The tech giant has a reputation for pouring massive amounts of cash and manpower into programs aimed at censoring jokes and opinions it classifies as “hate speech,” even as users complain about glitches, user interface issues, and illegal content proliferating on the platform.
Facebook describes the urgent need for AI that can identify “hateful memes” thusly: “In order for AI to become a more effective tool for detecting hate speech, it must be able to understand content the way people do: holistically. When viewing a meme, for example, we don’t think about the words and photo independently of each other; we understand the combined meaning together. This is extremely challenging for machines, however, because it means they can’t just analyze the text and the image separately. They must combine these different modalities and understand how the meaning changes when they are presented together.”
The “hateful memes” data set will be only available to researchers and journalists, and Facebook has ensured there will be “strict restrictions on sharing the data” to prevent “misuse.”
In related news, Facebook recently appointed a left-wing activist who insulted the President of the United States’ 14-year-old son for his first name to its “Supreme Court” Oversight Board, which will be in charge of deciding what content will be removed from the platform.

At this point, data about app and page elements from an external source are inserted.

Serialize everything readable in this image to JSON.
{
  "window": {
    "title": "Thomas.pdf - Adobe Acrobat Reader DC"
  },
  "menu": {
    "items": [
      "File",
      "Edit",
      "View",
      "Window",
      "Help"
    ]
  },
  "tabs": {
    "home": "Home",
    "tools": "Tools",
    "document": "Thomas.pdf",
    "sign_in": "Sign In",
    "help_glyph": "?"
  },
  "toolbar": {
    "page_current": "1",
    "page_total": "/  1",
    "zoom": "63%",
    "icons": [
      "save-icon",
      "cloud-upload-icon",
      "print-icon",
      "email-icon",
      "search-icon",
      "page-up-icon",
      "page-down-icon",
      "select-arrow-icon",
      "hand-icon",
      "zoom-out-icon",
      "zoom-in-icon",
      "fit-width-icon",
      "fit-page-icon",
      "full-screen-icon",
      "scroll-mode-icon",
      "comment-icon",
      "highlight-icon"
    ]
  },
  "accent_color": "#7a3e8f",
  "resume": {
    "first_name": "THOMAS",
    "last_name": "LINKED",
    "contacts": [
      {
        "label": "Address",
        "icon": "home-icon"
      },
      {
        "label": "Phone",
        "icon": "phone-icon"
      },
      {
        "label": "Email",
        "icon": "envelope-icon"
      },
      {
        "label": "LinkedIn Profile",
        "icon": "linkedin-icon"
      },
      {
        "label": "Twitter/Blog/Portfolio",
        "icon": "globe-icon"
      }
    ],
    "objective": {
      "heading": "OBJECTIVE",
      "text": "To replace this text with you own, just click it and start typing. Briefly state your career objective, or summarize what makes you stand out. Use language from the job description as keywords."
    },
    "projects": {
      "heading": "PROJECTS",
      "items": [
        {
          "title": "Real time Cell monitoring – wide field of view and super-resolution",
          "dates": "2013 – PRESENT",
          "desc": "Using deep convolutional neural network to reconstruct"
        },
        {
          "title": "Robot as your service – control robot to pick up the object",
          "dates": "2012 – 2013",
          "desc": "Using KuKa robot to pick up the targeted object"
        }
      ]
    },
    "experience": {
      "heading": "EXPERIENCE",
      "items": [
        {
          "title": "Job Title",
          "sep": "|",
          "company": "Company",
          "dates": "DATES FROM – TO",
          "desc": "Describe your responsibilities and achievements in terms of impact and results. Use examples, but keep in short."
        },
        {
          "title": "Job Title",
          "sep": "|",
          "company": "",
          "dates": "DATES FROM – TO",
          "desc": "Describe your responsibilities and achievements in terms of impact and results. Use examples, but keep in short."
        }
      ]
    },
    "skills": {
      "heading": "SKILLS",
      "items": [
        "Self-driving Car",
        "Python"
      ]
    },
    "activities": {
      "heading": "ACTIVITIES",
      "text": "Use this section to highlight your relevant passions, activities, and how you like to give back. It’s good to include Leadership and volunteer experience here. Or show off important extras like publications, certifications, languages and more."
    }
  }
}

This week, Facebook released the list of 20 people who will serve on its Oversight Board and decide what memes and news articles should be removed for breaking Facebook’s “Community Guidelines” on hate speech and misinformation.
Amongst the various controversial personalities on the list, which includes journalists, professors, activists, and former government officials including an ex-director general of the Israeli Ministry of Justice, is left-wing activist professor Pamela Karlan.
Karlan, who describes herself as a “snarky, bisexual Jewish woman,” previously made headlines last December when she brought up up President Donald Trump’s son Barron as a punchline during the failed impeachment hearings.
Facebook also made headlines earlier this year for taking several days to delete a page that posted illegal child pornography.